# [To do]
Please return the whole listing. Keep each line exactly the same.

# [Dataset entries]
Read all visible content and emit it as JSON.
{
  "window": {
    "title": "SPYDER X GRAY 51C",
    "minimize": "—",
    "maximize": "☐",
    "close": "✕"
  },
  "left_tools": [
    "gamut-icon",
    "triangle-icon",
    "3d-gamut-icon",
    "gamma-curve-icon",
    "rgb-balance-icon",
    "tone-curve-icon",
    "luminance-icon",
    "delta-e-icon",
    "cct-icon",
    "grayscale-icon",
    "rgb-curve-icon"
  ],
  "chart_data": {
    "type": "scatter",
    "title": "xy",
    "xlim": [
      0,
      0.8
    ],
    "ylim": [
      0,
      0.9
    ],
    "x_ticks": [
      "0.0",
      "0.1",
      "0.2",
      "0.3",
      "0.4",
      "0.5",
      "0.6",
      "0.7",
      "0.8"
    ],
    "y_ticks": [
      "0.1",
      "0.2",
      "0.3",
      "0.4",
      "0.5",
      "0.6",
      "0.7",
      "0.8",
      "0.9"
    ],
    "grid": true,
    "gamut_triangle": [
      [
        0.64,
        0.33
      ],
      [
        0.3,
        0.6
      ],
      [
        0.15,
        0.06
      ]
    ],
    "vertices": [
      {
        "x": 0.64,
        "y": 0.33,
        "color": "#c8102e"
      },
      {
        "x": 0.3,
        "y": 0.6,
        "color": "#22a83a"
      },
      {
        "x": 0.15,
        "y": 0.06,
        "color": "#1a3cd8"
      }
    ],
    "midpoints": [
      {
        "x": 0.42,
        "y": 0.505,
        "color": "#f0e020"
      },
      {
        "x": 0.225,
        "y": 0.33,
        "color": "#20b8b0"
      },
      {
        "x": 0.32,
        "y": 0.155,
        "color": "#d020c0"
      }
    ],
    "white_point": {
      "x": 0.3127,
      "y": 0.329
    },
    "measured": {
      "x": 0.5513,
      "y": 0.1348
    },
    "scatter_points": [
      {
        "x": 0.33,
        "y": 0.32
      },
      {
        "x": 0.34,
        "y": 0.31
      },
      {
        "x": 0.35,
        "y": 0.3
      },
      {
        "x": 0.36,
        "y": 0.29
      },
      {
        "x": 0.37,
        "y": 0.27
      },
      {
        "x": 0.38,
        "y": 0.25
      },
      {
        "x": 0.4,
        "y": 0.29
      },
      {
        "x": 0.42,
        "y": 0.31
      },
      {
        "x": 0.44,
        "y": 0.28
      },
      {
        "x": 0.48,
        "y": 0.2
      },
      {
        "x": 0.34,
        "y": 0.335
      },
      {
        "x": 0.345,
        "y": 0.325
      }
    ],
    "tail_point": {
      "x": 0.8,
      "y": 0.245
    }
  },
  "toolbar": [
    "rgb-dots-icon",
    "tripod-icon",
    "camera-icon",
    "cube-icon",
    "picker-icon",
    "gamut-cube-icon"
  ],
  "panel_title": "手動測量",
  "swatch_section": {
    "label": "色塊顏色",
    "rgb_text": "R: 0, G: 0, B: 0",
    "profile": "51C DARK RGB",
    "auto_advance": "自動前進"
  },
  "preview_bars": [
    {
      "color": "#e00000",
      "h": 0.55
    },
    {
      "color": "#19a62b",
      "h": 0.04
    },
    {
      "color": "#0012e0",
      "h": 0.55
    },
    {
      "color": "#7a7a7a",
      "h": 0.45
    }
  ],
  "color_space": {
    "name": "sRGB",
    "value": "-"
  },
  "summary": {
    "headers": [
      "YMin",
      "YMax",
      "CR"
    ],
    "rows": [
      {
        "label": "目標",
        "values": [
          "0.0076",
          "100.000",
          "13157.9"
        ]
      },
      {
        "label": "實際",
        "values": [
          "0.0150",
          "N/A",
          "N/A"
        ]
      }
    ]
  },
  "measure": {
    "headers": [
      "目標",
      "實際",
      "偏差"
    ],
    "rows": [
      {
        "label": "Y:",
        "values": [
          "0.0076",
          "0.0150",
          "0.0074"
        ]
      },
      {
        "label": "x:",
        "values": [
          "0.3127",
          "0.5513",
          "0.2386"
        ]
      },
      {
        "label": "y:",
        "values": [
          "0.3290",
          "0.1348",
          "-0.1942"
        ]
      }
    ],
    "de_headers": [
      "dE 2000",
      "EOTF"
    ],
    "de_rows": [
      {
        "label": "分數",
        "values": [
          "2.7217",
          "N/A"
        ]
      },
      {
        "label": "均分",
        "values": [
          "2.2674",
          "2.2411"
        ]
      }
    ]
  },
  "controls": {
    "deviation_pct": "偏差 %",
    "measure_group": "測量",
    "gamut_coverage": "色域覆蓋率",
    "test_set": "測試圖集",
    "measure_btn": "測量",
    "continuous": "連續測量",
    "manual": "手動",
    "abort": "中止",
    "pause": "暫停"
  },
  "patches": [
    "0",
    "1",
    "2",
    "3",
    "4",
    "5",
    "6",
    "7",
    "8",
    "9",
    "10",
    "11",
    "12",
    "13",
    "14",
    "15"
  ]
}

# [Problem solution]
Read all visible content and emit it as JSON.
{
  "window": {
    "title": "SPYDER X GRAY 51C",
    "minimize": "—",
    "maximize": "☐",
    "close": "✕"
  },
  "left_tools": [
    "gamut-icon",
    "triangle-icon",
    "3d-gamut-icon",
    "gamma-curve-icon",
    "rgb-balance-icon",
    "tone-curve-icon",
    "luminance-icon",
    "delta-e-icon",
    "cct-icon",
    "grayscale-icon",
    "rgb-curve-icon"
  ],
  "chart_data": {
    "type": "scatter",
    "title": "xy",
    "xlim": [
      0,
      0.8
    ],
    "ylim": [
      0,
      0.9
    ],
    "x_ticks": [
      "0.0",
      "0.1",
      "0.2",
      "0.3",
      "0.4",
      "0.5",
      "0.6",
      "0.7",
      "0.8"
    ],
    "y_ticks": [
      "0.1",
      "0.2",
      "0.3",
      "0.4",
      "0.5",
      "0.6",
      "0.7",
      "0.8",
      "0.9"
    ],
    "grid": true,
    "gamut_triangle": [
      [
        0.64,
        0.33
      ],
      [
        0.3,
        0.6
      ],
      [
        0.15,
        0.06
      ]
    ],
    "vertices": [
      {
        "x": 0.64,
        "y": 0.33,
        "color": "#c8102e"
      },
      {
        "x": 0.3,
        "y": 0.6,
        "color": "#22a83a"
      },
      {
        "x": 0.15,
        "y": 0.06,
        "color": "#1a3cd8"
      }
    ],
    "midpoints": [
      {
        "x": 0.42,
        "y": 0.505,
        "color": "#f0e020"
      },
      {
        "x": 0.225,
        "y": 0.33,
        "color": "#20b8b0"
      },
      {
        "x": 0.32,
        "y": 0.155,
        "color": "#d020c0"
      }
    ],
    "white_point": {
      "x": 0.3127,
      "y": 0.329
    },
    "measured": {
      "x": 0.5513,
      "y": 0.1348
    },
    "scatter_points": [
      {
        "x": 0.33,
        "y": 0.32
      },
      {
        "x": 0.34,
        "y": 0.31
      },
      {
        "x": 0.35,
        "y": 0.3
      },
      {
        "x": 0.36,
        "y": 0.29
      },
      {
        "x": 0.37,
        "y": 0.27
      },
      {
        "x": 0.38,
        "y": 0.25
      },
      {
        "x": 0.4,
        "y": 0.29
      },
      {
        "x": 0.42,
        "y": 0.31
      },
      {
        "x": 0.44,
        "y": 0.28
      },
      {
        "x": 0.48,
        "y": 0.2
      },
      {
        "x": 0.34,
        "y": 0.335
      },
      {
        "x": 0.345,
        "y": 0.325
      }
    ],
    "tail_point": {
      "x": 0.8,
      "y": 0.245
    }
  },
  "toolbar": [
    "rgb-dots-icon",
    "tripod-icon",
    "camera-icon",
    "cube-icon",
    "picker-icon",
    "gamut-cube-icon"
  ],
  "panel_title": "手動測量",
  "swatch_section": {
    "label": "色塊顏色",
    "rgb_text": "R: 0, G: 0, B: 0",
    "profile": "51C DARK RGB",
    "auto_advance": "自動前進"
  },
  "preview_bars": [
    {
      "color": "#e00000",
      "h": 0.55
    },
    {
      "color": "#19a62b",
      "h": 0.04
    },
    {
      "color": "#0012e0",
      "h": 0.55
    },
    {
      "color": "#7a7a7a",
      "h": 0.45
    }
  ],
  "color_space": {
    "name": "sRGB",
    "value": "-"
  },
  "summary": {
    "headers": [
      "YMin",
      "YMax",
      "CR"
    ],
    "rows": [
      {
        "label": "目標",
        "values": [
          "0.0076",
          "100.000",
          "13157.9"
        ]
      },
      {
        "label": "實際",
        "values": [
          "0.0150",
          "N/A",
          "N/A"
        ]
      }
    ]
  },
  "measure": {
    "headers": [
      "目標",
      "實際",
      "偏差"
    ],
    "rows": [
      {
        "label": "Y:",
        "values": [
          "0.0076",
          "0.0150",
          "0.0074"
        ]
      },
      {
        "label": "x:",
        "values": [
          "0.3127",
          "0.5513",
          "0.2386"
        ]
      },
      {
        "label": "y:",
        "values": [
          "0.3290",
          "0.1348",
          "-0.1942"
        ]
      }
    ],
    "de_headers": [
      "dE 2000",
      "EOTF"
    ],
    "de_rows": [
      {
        "label": "分數",
        "values": [
          "2.7217",
          "N/A"
        ]
      },
      {
        "label": "均分",
        "values": [
          "2.2674",
          "2.2411"
        ]
      }
    ]
  },
  "controls": {
    "deviation_pct": "偏差 %",
    "measure_group": "測量",
    "gamut_coverage": "色域覆蓋率",
    "test_set": "測試圖集",
    "measure_btn": "測量",
    "continuous": "連續測量",
    "manual": "手動",
    "abort": "中止",
    "pause": "暫停"
  },
  "patches": [
    "0",
    "1",
    "2",
    "3",
    "4",
    "5",
    "6",
    "7",
    "8",
    "9",
    "10",
    "11",
    "12",
    "13",
    "14",
    "15"
  ]
}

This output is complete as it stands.